- Posted by Elaine Zecher
- On December 23, 2016
- 0 Comments
Welcome to Shabbat Awakenings!
Spoiler alert. Hanukkah may not be about the miracle of the oil lasting longer than anticipated. It may not even be about the brave Maccabees who defended their right to be Jewish. It may definitely not be about presents, especially 8 days worth of them.
Tomorrow night, as the sun sets, and we take out our Hanukkah menorah to light the first candle, taste some modern latke concoction lifted from the pages of the Times, and bite into a gourmet donut, what then will we be celebrating? What moment in our religious spiritual history will we be lifting up?
There is some history to tell here of the second century BCE. We turn to two books compiled around 120 BCE, which detail some of the events that occurred years before. The First and Second Book of the Maccabees, found in the Apocrypha, a collection of books not part of the Hebrew Bible, provide a perspective on the origins of Hanukkah. The Judeans, who lived before 168 BCE, brought their harvests to the Temple in Jerusalem as a sacred offering. But they could not get into the Temple since the outside ruling power of the Greco-Syrians had defiled it and prevented the Judeans from entering the sanctuary to observe their holiday. After a long fought battle, which lasted for two years, they managed to gain control.

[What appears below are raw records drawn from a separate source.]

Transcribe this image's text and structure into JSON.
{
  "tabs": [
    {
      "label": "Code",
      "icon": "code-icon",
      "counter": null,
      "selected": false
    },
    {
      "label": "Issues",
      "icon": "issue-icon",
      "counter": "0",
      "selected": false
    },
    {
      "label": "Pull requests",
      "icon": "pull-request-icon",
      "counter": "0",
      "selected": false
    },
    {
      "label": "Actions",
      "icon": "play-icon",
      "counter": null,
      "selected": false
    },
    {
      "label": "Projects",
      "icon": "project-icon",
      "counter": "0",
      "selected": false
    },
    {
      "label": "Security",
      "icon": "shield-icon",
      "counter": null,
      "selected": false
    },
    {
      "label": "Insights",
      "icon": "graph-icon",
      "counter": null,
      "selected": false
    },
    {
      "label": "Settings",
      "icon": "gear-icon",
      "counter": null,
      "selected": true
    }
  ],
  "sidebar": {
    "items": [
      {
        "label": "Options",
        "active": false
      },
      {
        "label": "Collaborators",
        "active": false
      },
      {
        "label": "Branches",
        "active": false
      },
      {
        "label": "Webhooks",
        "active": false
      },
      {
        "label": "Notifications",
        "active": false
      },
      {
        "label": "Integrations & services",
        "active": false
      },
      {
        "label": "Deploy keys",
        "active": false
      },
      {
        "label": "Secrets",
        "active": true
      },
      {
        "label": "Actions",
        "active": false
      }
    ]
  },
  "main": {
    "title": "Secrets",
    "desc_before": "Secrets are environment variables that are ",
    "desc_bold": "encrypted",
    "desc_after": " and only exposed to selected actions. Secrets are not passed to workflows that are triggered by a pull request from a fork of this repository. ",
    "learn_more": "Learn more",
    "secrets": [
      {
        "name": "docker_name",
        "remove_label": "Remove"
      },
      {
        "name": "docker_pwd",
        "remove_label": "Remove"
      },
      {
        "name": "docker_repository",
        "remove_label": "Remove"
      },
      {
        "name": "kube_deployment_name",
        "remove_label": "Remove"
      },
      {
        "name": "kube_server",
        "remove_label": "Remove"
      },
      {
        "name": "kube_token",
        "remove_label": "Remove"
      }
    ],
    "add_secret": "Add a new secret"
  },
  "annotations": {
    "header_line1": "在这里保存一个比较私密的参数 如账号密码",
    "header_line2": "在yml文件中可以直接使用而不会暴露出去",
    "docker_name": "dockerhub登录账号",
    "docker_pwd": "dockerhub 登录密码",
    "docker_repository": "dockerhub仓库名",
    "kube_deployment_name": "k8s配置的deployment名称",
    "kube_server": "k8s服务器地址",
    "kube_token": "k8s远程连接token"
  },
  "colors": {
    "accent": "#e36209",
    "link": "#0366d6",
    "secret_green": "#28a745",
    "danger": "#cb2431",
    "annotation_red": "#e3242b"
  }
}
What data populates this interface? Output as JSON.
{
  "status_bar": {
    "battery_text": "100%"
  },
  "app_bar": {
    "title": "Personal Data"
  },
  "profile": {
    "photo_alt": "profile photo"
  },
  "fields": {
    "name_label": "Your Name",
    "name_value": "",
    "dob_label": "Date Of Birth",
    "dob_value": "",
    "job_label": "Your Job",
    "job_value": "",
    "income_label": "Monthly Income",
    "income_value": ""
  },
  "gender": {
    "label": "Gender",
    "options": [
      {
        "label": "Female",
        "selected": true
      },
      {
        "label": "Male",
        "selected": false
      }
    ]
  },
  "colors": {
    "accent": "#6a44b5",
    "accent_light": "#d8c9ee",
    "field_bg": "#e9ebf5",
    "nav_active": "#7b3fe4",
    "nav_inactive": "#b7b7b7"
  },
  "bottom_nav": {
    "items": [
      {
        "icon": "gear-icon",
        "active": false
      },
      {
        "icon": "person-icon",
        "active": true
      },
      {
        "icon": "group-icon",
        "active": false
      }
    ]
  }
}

On the twenty-fifth day in the Hebrew month of Kislev, they purified the Temple and could finally celebrate the harvest festival of Sukkot.
“The Jews celebrated joyfully for eight days as on the feast of Booths [Sukkot], remembering how, a little while before, they had spent the feast of Booths living like wild animals in the caves on the mountains…By public edict and decree they prescribed that the whole Jewish nation should celebrate these days [in Kislev] every year.” (First Maccabees 10:6-8)
They called the holiday, Sukkot in Kislev. It then evolved into its own commemoration. These ancient Jews reclaimed their Judaism. They lost it and found it again and powerfully declared it holy. They took what they knew of Sukkot and refashioned it into the holiday of Hanukkah.
Perhaps, that is the greatest miracle we will celebrate starting tomorrow night. As we move from the light of Shabbat into the lights of Hanukkah, we can reclaim our traditions and create great celebration.
Shabbat Shalom and Chag Sameach!
Qabbalat Shabbat starts at 6 p.m. We will enjoy some latkes and sufganiyot (donuts) at the Oneg to prepare for Hanukkah! Check out Torah study on Shabbat morning for a great opportunity to study together. A short service begins at 9 a.m.
Connect with me here. I welcome your thoughts and reflections.